BEGIN Data records
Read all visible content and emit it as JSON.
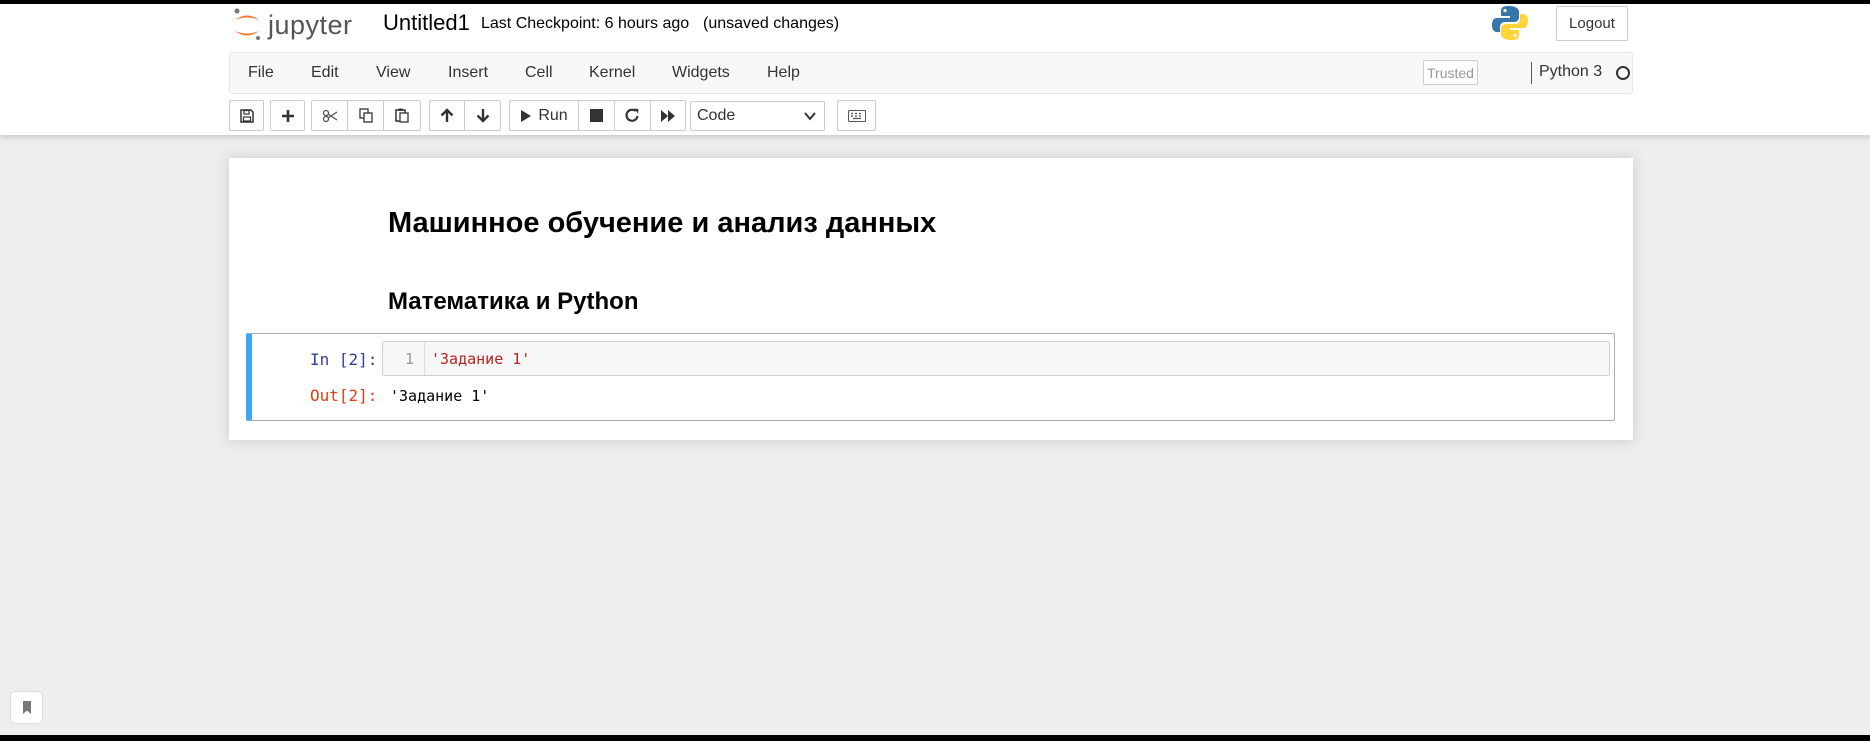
{
  "header": {
    "logo_text": "jupyter",
    "notebook_title": "Untitled1",
    "checkpoint": "Last Checkpoint: 6 hours ago",
    "autosave_status": "(unsaved changes)",
    "logout_label": "Logout"
  },
  "menubar": {
    "items": [
      "File",
      "Edit",
      "View",
      "Insert",
      "Cell",
      "Kernel",
      "Widgets",
      "Help"
    ],
    "trusted_label": "Trusted",
    "kernel_name": "Python 3"
  },
  "toolbar": {
    "run_label": "Run",
    "cell_type": "Code",
    "icons": [
      "save-icon",
      "plus-icon",
      "cut-icon",
      "copy-icon",
      "paste-icon",
      "arrow-up-icon",
      "arrow-down-icon",
      "play-icon",
      "stop-icon",
      "restart-icon",
      "fast-forward-icon",
      "keyboard-icon"
    ]
  },
  "notebook": {
    "heading1": "Машинное обучение и анализ данных",
    "heading2": "Математика и Python",
    "cell": {
      "in_prompt": "In [2]:",
      "line_number": "1",
      "code": "'Задание 1'",
      "out_prompt": "Out[2]:",
      "output": "'Задание 1'"
    }
  },
  "colors": {
    "selected_cell_bar": "#42a5f5",
    "in_prompt": "#303f9f",
    "out_prompt": "#d84315",
    "string_literal": "#ba2121",
    "jupyter_orange": "#f37726"
  }
}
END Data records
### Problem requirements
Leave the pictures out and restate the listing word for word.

### Solution for this task
Read all visible content and emit it as JSON.
{
  "header": {
    "logo_text": "jupyter",
    "notebook_title": "Untitled1",
    "checkpoint": "Last Checkpoint: 6 hours ago",
    "autosave_status": "(unsaved changes)",
    "logout_label": "Logout"
  },
  "menubar": {
    "items": [
      "File",
      "Edit",
      "View",
      "Insert",
      "Cell",
      "Kernel",
      "Widgets",
      "Help"
    ],
    "trusted_label": "Trusted",
    "kernel_name": "Python 3"
  },
  "toolbar": {
    "run_label": "Run",
    "cell_type": "Code",
    "icons": [
      "save-icon",
      "plus-icon",
      "cut-icon",
      "copy-icon",
      "paste-icon",
      "arrow-up-icon",
      "arrow-down-icon",
      "play-icon",
      "stop-icon",
      "restart-icon",
      "fast-forward-icon",
      "keyboard-icon"
    ]
  },
  "notebook": {
    "heading1": "Машинное обучение и анализ данных",
    "heading2": "Математика и Python",
    "cell": {
      "in_prompt": "In [2]:",
      "line_number": "1",
      "code": "'Задание 1'",
      "out_prompt": "Out[2]:",
      "output": "'Задание 1'"
    }
  },
  "colors": {
    "selected_cell_bar": "#42a5f5",
    "in_prompt": "#303f9f",
    "out_prompt": "#d84315",
    "string_literal": "#ba2121",
    "jupyter_orange": "#f37726"
  }
}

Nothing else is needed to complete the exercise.